[Exercise description] Check each line below for "placeholder" and give the count of those that have it, nothing else.

Material supplied below:

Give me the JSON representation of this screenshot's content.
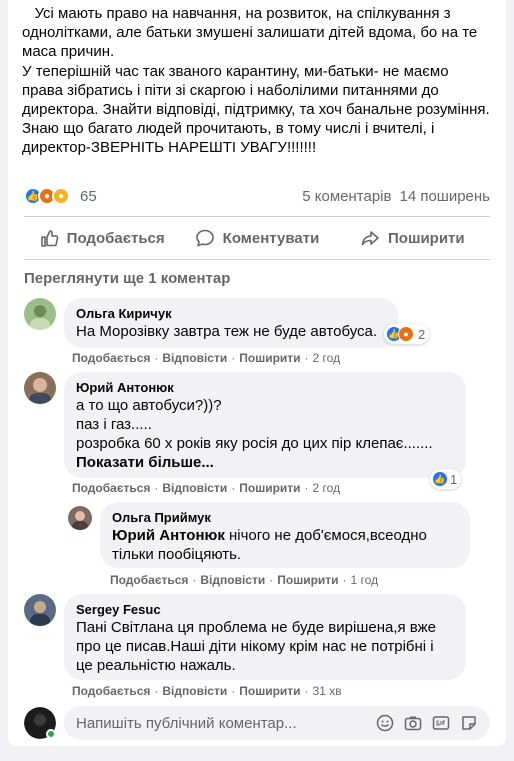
{
  "post": {
    "text": "   Усі мають право на навчання, на розвиток, на спілкування з однолітками, але батьки змушені залишати дітей вдома, бо на те маса причин.\nУ теперішній час так званого карантину, ми-батьки- не маємо права зібратись і піти зі скаргою і наболілими питаннями до директора. Знайти відповіді, підтримку, та хоч банальне розуміння.\nЗнаю що багато людей прочитають, в тому числі і вчителі, і директор-ЗВЕРНІТЬ НАРЕШТІ УВАГУ!!!!!!!",
    "reaction_count": "65",
    "comments_count": "5 коментарів",
    "shares_count": "14 поширень"
  },
  "actions": {
    "like": "Подобається",
    "comment": "Коментувати",
    "share": "Поширити"
  },
  "more_comments": "Переглянути ще 1 коментар",
  "meta_labels": {
    "like": "Подобається",
    "reply": "Відповісти",
    "share": "Поширити",
    "dot": "·"
  },
  "comments": [
    {
      "author": "Ольга Киричук",
      "text": "На Морозівку завтра теж не буде автобуса.",
      "time": "2 год",
      "reactions": "2"
    },
    {
      "author": "Юрий Антонюк",
      "text": "а то що автобуси?))?\nпаз і газ.....\nрозробка 60 х років яку росія до цих пір клепає.......",
      "show_more": "Показати більше...",
      "time": "2 год",
      "reactions": "1"
    },
    {
      "author": "Ольга Приймук",
      "mention": "Юрий Антонюк",
      "text": " нічого не доб'ємося,всеодно тільки пообіцяють.",
      "time": "1 год"
    },
    {
      "author": "Sergey Fesuc",
      "text": "Пані Світлана ця проблема не буде вирішена,я вже про це писав.Наші діти нікому крім нас не потрібні і це реальністю нажаль.",
      "time": "31 хв"
    }
  ],
  "composer": {
    "placeholder": "Напишіть публічний коментар..."
  },
  "colors": {
    "like_blue": "#1877f2",
    "angry_orange": "#e9710f",
    "sad_yellow": "#f7b125",
    "secondary_text": "#65676b",
    "online_green": "#31a24c"
  },
  "icons": [
    "like-reaction-icon",
    "angry-reaction-icon",
    "sad-reaction-icon",
    "thumbs-up-icon",
    "comment-icon",
    "share-icon",
    "emoji-icon",
    "camera-icon",
    "gif-icon",
    "sticker-icon"
  ]
}
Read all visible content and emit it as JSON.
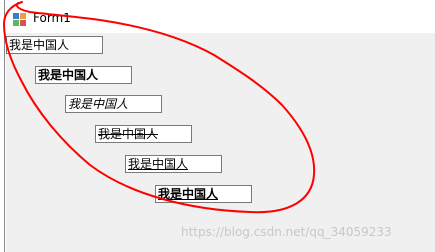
{
  "window": {
    "title": "Form1",
    "icon": "winforms-form-icon"
  },
  "textboxes": [
    {
      "text": "我是中国人",
      "style": "regular"
    },
    {
      "text": "我是中国人",
      "style": "bold"
    },
    {
      "text": "我是中国人",
      "style": "italic"
    },
    {
      "text": "我是中国人",
      "style": "strikeout"
    },
    {
      "text": "我是中国人",
      "style": "underline"
    },
    {
      "text": "我是中国人",
      "style": "bold-underline"
    }
  ],
  "annotation": {
    "shape": "freehand-ellipse",
    "color": "#ff0000"
  },
  "watermark": "https://blog.csdn.net/qq_34059233"
}
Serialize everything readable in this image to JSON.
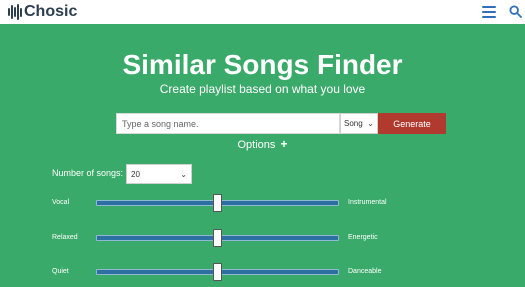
{
  "header": {
    "logo_text": "Chosic",
    "menu_icon": "hamburger-menu-icon",
    "search_icon": "search-icon"
  },
  "hero": {
    "title": "Similar Songs Finder",
    "subtitle": "Create playlist based on what you love"
  },
  "search": {
    "placeholder": "Type a song name.",
    "value": "",
    "type_selected": "Song",
    "generate_label": "Generate"
  },
  "options": {
    "label": "Options",
    "toggle_icon": "plus-icon"
  },
  "settings": {
    "num_songs_label": "Number of songs:",
    "num_songs_value": "20"
  },
  "sliders": [
    {
      "left_label": "Vocal",
      "right_label": "Instrumental",
      "value": 0.5
    },
    {
      "left_label": "Relaxed",
      "right_label": "Energetic",
      "value": 0.5
    },
    {
      "left_label": "Quiet",
      "right_label": "Danceable",
      "value": 0.5
    }
  ],
  "colors": {
    "background": "#3aaa6a",
    "generate_button": "#b03a2e",
    "slider_track": "#2d6fa0",
    "logo": "#2d3e50",
    "icon_blue": "#2f6fb7"
  }
}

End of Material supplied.

[Completed exercise] 2